Time Magazine Cover September 2013.
I think most people can recall that infamous Times cover which labelled Millennials in no uncertain terms as ‘lazy, entitled narcissists who still live with their parents’. This controversial cover put the match to the tinder that was the discussion on what Millennials mean for our future, and people have been trying to figure out this distinct demographic ever since.
The Millennial Potential
While there’s plenty of talk about Millennials (aged 18-34 at this point in time) by non-Millennials, plenty of them are pushing back at the often overwhelmingly negative stereotypes perpetuated about the cohort. Take this Buzzfeed article as an example: it’s promoting a Chrome Extension that replaces ‘Millennials’ with ‘Snake People’ – a far more appetizing mental image, apparently.
But many Millennials have become immune to the hype, and are instead doing what it is they do best: driving retail.
Some businesses interpret this as needing to build a better mouse trap, but this logic is inherently flawed: Millennials are savvy to your tricks.
“Millennials are driving everything,” said retail analyst Garrick Brown of DTZ. Millennials now outnumber all other consumer groups by the sheer volume of this demographic: in the US, Millennials number around 74-85 million people. And their buying power? In the neighborhood of $174 billion.
So we’re starting to see a shift in the use of the word ‘Millennials’. No longer does mass media chide the sloth-like tendencies of the group, and their inability to find steady employment. Now retailers are hunting for ways to land a slice of that billion-dollar Millennial pie.
How to Catch a Millennial
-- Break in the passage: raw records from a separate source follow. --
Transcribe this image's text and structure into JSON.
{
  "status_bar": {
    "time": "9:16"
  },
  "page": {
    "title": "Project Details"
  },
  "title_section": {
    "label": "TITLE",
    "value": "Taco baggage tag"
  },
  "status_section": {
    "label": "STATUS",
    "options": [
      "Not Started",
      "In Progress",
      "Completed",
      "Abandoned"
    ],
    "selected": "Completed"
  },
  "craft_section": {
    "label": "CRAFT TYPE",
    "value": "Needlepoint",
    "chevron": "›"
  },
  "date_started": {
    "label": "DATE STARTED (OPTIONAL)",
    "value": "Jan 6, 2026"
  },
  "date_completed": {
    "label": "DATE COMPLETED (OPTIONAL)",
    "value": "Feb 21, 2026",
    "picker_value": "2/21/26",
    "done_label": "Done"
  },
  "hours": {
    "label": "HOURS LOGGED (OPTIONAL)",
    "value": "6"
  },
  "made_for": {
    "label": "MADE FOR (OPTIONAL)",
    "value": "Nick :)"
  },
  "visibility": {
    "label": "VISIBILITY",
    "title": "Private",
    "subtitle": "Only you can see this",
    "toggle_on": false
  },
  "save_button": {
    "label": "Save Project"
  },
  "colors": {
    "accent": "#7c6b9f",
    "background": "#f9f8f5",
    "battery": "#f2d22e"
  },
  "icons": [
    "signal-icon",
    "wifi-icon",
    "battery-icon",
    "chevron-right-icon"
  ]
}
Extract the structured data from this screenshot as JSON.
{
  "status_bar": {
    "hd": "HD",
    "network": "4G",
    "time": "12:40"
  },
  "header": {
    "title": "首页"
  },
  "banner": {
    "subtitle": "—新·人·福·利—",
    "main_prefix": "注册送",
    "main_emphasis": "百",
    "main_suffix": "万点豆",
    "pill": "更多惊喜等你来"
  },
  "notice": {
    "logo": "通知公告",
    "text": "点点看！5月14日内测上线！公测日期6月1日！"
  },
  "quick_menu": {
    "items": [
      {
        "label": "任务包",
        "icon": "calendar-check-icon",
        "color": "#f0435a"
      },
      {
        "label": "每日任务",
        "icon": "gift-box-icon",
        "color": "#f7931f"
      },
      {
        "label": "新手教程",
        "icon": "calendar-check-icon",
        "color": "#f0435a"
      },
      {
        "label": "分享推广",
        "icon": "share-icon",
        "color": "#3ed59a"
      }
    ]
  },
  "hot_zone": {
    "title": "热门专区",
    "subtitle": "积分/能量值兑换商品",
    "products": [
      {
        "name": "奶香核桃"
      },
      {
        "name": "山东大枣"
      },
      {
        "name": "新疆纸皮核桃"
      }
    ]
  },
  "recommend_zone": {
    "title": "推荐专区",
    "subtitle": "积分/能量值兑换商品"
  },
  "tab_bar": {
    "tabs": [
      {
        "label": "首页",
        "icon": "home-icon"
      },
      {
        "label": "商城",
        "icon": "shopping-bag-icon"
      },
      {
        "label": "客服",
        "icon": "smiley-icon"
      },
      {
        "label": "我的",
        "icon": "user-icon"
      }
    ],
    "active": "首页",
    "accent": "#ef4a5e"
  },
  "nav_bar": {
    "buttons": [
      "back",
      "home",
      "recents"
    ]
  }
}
So how do you target the Millennial market? There are plenty of ‘expert’ articles floating around the web that promise you the winning combination of tactics to retire next year as a millionaire.
The thing is, most Millennials are internet natives. They block ads, they skip commercials, and they have a short but efficient attention span that can evaluate the relevancy of a website in a matter of seconds. Some businesses interpret this as needing to build a better mouse trap, but this logic is inherently flawed: Millennials are savvy to your tricks.
As a result, we’re seeing the reinvention of retail and ecommerce to be consumer-centric, rather than brand-centric. The best brands are reworking their corporate strategies to emphasize the things that Millennials value:
- Experiential shopping venues
- Using technology to research products (both webrooming and showrooming)
- Omni-channel/ multi-dimensional shopping
- Brand loyalty cards/ memberships
- Customer experience and service
How do you solve a problem like Maria Millennials?
Millennials are a complex and difficult bunch, but what demographic isn’t? The whole segmentation and isolation of the Millennial cohort is ridiculous, whether they’re being cast in positive light or negative shadows.
You can win Millennial bucks the same way you can win bucks from the rest of the savvy individuals out there: simply by embracing the omni-channel experience and striving to be the best your company can be in all channels.
Don’t pander to Millennials. Don’t pray to the Millennial Gods. Just put customer experience first and respect the new ways people are shopping.